▶ Work task
Would you please copy the entries exactly, leaving every picture aside?

[Data about app and page elements]
━━━━━━

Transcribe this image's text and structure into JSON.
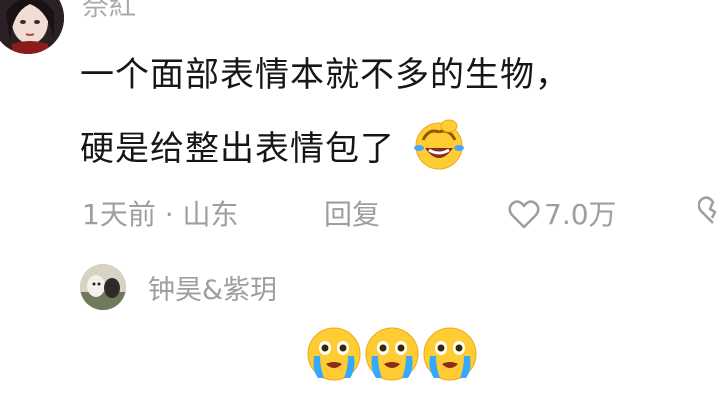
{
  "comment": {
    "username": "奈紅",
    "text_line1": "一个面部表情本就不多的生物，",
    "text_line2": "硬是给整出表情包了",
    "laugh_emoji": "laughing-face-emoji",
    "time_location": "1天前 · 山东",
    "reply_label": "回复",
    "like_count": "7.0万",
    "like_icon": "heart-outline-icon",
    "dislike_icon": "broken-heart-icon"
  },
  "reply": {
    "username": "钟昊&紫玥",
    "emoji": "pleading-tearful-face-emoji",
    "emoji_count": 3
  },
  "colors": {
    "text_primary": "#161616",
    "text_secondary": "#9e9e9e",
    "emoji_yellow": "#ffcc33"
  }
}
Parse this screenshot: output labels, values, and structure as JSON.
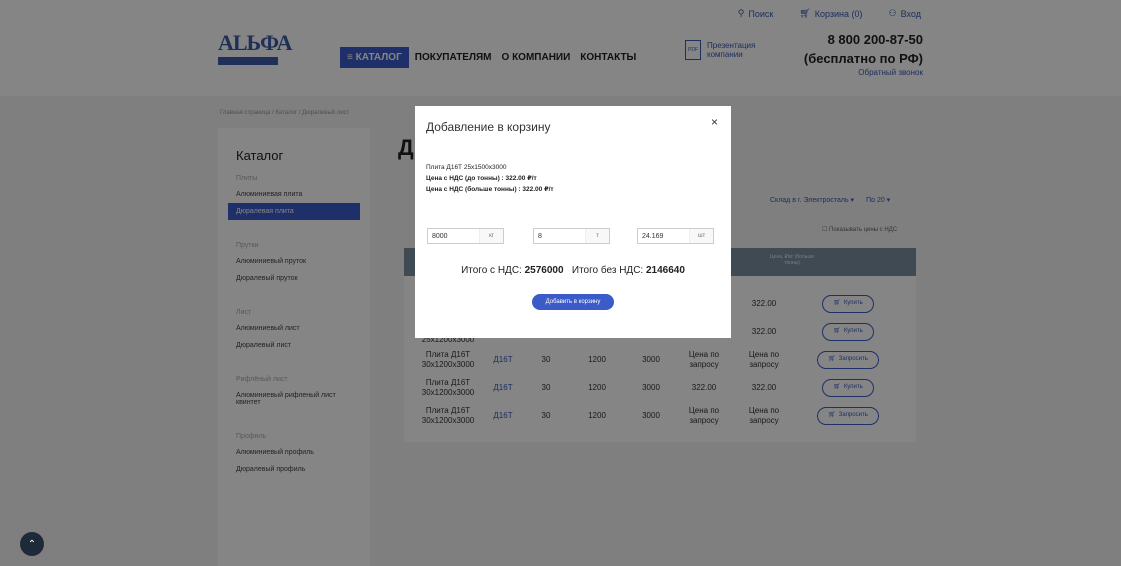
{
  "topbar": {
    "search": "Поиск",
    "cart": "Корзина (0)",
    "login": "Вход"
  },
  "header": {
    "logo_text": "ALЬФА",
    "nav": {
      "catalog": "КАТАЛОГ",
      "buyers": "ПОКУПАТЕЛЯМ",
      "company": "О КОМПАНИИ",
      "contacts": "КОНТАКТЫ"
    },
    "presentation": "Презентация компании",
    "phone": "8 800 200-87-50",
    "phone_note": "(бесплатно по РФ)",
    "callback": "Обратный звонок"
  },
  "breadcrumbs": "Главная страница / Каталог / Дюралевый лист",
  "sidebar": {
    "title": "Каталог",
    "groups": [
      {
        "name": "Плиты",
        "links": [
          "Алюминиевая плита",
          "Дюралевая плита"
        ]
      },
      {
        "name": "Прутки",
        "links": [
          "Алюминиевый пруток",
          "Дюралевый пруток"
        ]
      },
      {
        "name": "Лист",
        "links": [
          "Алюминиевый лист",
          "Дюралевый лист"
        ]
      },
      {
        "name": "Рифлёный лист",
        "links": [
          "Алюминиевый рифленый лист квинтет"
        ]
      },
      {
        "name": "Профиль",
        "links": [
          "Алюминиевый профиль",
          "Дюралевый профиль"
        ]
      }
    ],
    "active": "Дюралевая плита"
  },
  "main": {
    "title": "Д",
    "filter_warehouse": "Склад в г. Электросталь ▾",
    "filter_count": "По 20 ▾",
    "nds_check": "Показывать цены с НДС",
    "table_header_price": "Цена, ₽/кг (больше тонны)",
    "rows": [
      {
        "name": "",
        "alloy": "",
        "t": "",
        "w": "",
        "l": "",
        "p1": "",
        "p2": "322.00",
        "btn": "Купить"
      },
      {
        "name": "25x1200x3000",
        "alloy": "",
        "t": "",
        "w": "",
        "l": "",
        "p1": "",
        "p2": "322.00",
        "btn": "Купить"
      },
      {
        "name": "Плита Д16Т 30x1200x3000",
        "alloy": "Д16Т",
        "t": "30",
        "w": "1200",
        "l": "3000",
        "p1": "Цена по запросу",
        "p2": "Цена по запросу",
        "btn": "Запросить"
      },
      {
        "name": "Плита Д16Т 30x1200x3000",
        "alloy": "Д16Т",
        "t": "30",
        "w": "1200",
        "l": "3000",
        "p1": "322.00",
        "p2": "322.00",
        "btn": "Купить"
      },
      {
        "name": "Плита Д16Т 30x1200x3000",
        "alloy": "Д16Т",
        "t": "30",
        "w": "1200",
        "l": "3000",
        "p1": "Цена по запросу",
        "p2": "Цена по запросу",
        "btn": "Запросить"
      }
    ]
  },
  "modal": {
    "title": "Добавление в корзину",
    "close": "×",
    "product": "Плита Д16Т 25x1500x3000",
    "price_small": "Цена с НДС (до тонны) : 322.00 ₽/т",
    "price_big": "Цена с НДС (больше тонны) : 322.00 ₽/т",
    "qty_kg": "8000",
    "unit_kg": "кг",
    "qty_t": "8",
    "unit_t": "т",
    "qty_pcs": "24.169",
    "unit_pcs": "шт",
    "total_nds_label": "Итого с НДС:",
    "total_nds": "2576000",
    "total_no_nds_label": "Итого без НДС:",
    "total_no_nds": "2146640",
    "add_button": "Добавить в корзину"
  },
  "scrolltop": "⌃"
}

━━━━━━

▶ Answer below
Transcribe this image's text and structure into JSON.
{
  "comment": {
    "username": "奈紅",
    "text_line1": "一个面部表情本就不多的生物，",
    "text_line2": "硬是给整出表情包了",
    "laugh_emoji": "laughing-face-emoji",
    "time_location": "1天前 · 山东",
    "reply_label": "回复",
    "like_count": "7.0万",
    "like_icon": "heart-outline-icon",
    "dislike_icon": "broken-heart-icon"
  },
  "reply": {
    "username": "钟昊&紫玥",
    "emoji": "pleading-tearful-face-emoji",
    "emoji_count": 3
  },
  "colors": {
    "text_primary": "#161616",
    "text_secondary": "#9e9e9e",
    "emoji_yellow": "#ffcc33"
  }
}
Parse this screenshot: output labels, values, and structure as JSON.
{
  "topbar": {
    "search": "Поиск",
    "cart": "Корзина (0)",
    "login": "Вход"
  },
  "header": {
    "logo_text": "ALЬФА",
    "nav": {
      "catalog": "КАТАЛОГ",
      "buyers": "ПОКУПАТЕЛЯМ",
      "company": "О КОМПАНИИ",
      "contacts": "КОНТАКТЫ"
    },
    "presentation": "Презентация компании",
    "phone": "8 800 200-87-50",
    "phone_note": "(бесплатно по РФ)",
    "callback": "Обратный звонок"
  },
  "breadcrumbs": "Главная страница / Каталог / Дюралевый лист",
  "sidebar": {
    "title": "Каталог",
    "groups": [
      {
        "name": "Плиты",
        "links": [
          "Алюминиевая плита",
          "Дюралевая плита"
        ]
      },
      {
        "name": "Прутки",
        "links": [
          "Алюминиевый пруток",
          "Дюралевый пруток"
        ]
      },
      {
        "name": "Лист",
        "links": [
          "Алюминиевый лист",
          "Дюралевый лист"
        ]
      },
      {
        "name": "Рифлёный лист",
        "links": [
          "Алюминиевый рифленый лист квинтет"
        ]
      },
      {
        "name": "Профиль",
        "links": [
          "Алюминиевый профиль",
          "Дюралевый профиль"
        ]
      }
    ],
    "active": "Дюралевая плита"
  },
  "main": {
    "title": "Д",
    "filter_warehouse": "Склад в г. Электросталь ▾",
    "filter_count": "По 20 ▾",
    "nds_check": "Показывать цены с НДС",
    "table_header_price": "Цена, ₽/кг (больше тонны)",
    "rows": [
      {
        "name": "",
        "alloy": "",
        "t": "",
        "w": "",
        "l": "",
        "p1": "",
        "p2": "322.00",
        "btn": "Купить"
      },
      {
        "name": "25x1200x3000",
        "alloy": "",
        "t": "",
        "w": "",
        "l": "",
        "p1": "",
        "p2": "322.00",
        "btn": "Купить"
      },
      {
        "name": "Плита Д16Т 30x1200x3000",
        "alloy": "Д16Т",
        "t": "30",
        "w": "1200",
        "l": "3000",
        "p1": "Цена по запросу",
        "p2": "Цена по запросу",
        "btn": "Запросить"
      },
      {
        "name": "Плита Д16Т 30x1200x3000",
        "alloy": "Д16Т",
        "t": "30",
        "w": "1200",
        "l": "3000",
        "p1": "322.00",
        "p2": "322.00",
        "btn": "Купить"
      },
      {
        "name": "Плита Д16Т 30x1200x3000",
        "alloy": "Д16Т",
        "t": "30",
        "w": "1200",
        "l": "3000",
        "p1": "Цена по запросу",
        "p2": "Цена по запросу",
        "btn": "Запросить"
      }
    ]
  },
  "modal": {
    "title": "Добавление в корзину",
    "close": "×",
    "product": "Плита Д16Т 25x1500x3000",
    "price_small": "Цена с НДС (до тонны) : 322.00 ₽/т",
    "price_big": "Цена с НДС (больше тонны) : 322.00 ₽/т",
    "qty_kg": "8000",
    "unit_kg": "кг",
    "qty_t": "8",
    "unit_t": "т",
    "qty_pcs": "24.169",
    "unit_pcs": "шт",
    "total_nds_label": "Итого с НДС:",
    "total_nds": "2576000",
    "total_no_nds_label": "Итого без НДС:",
    "total_no_nds": "2146640",
    "add_button": "Добавить в корзину"
  },
  "scrolltop": "⌃"
}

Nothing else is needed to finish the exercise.